Task instructions: Check each line of the records for "name"; collect those that have it.

[[ Given records, beginning ]]

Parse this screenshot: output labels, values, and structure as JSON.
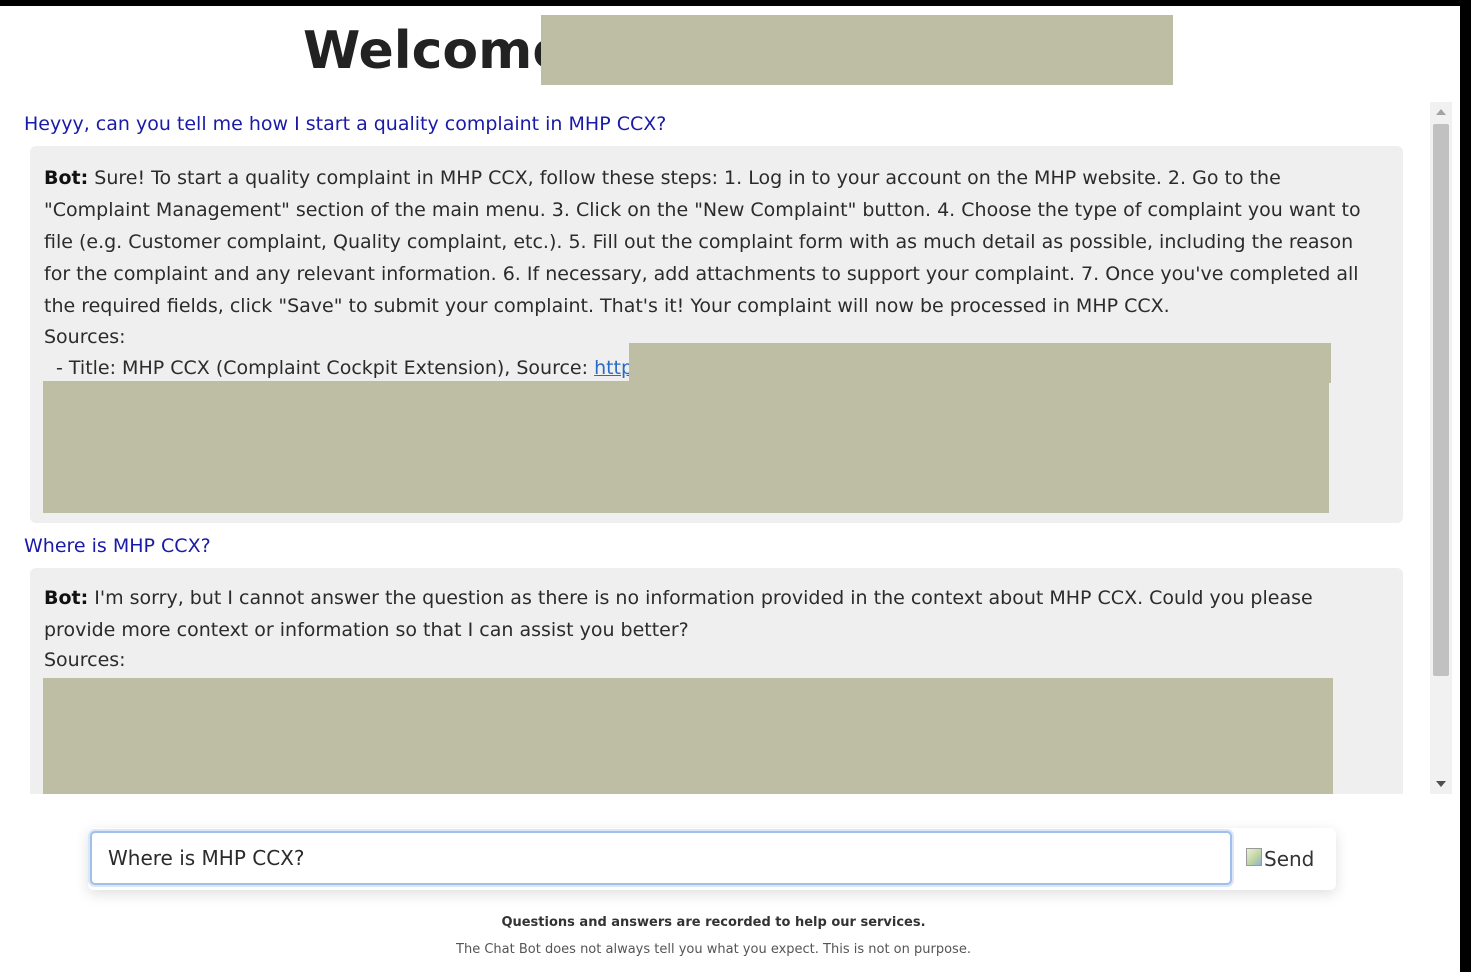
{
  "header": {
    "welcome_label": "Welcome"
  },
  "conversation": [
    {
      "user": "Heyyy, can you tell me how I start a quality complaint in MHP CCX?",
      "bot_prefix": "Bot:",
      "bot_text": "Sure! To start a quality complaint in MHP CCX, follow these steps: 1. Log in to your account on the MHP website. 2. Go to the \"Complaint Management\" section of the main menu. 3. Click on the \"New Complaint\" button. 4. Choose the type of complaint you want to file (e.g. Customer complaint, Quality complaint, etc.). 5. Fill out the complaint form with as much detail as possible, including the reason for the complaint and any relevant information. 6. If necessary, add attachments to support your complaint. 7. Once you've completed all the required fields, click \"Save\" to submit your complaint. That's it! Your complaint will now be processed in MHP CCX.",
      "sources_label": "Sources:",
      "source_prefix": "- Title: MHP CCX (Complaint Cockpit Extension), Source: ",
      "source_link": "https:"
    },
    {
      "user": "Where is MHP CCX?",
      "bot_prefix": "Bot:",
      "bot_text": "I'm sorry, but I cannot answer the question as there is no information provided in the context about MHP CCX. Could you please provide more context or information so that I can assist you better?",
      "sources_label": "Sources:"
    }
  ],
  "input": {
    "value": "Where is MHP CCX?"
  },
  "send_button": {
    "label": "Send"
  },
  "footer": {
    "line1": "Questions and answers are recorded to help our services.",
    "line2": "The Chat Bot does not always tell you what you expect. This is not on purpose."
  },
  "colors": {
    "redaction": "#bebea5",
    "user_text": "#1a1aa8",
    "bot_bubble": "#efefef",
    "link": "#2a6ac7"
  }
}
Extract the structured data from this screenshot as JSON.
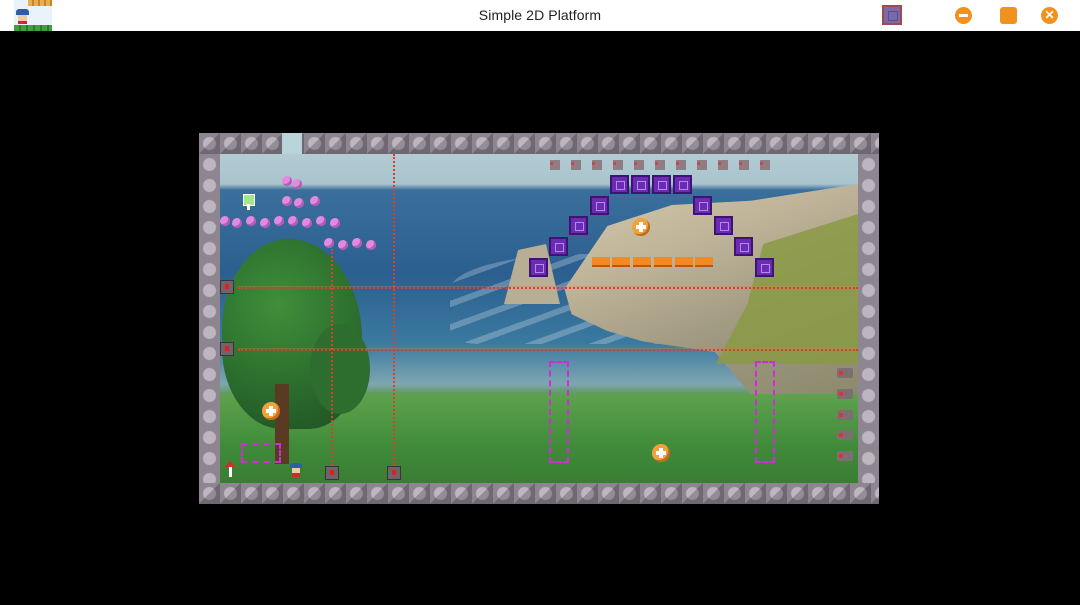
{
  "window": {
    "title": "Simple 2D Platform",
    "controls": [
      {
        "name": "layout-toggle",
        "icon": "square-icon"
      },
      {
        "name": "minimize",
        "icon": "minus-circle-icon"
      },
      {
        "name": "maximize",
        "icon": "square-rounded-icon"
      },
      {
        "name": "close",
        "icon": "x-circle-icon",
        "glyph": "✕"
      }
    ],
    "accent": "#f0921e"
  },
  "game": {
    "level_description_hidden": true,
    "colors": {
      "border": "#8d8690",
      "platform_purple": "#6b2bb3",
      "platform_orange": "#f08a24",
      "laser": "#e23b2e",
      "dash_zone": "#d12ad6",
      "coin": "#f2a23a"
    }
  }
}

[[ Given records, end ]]

Exercise solution:
        "name": "layout-toggle",
        "name": "minimize",
        "name": "maximize",
        "name": "close",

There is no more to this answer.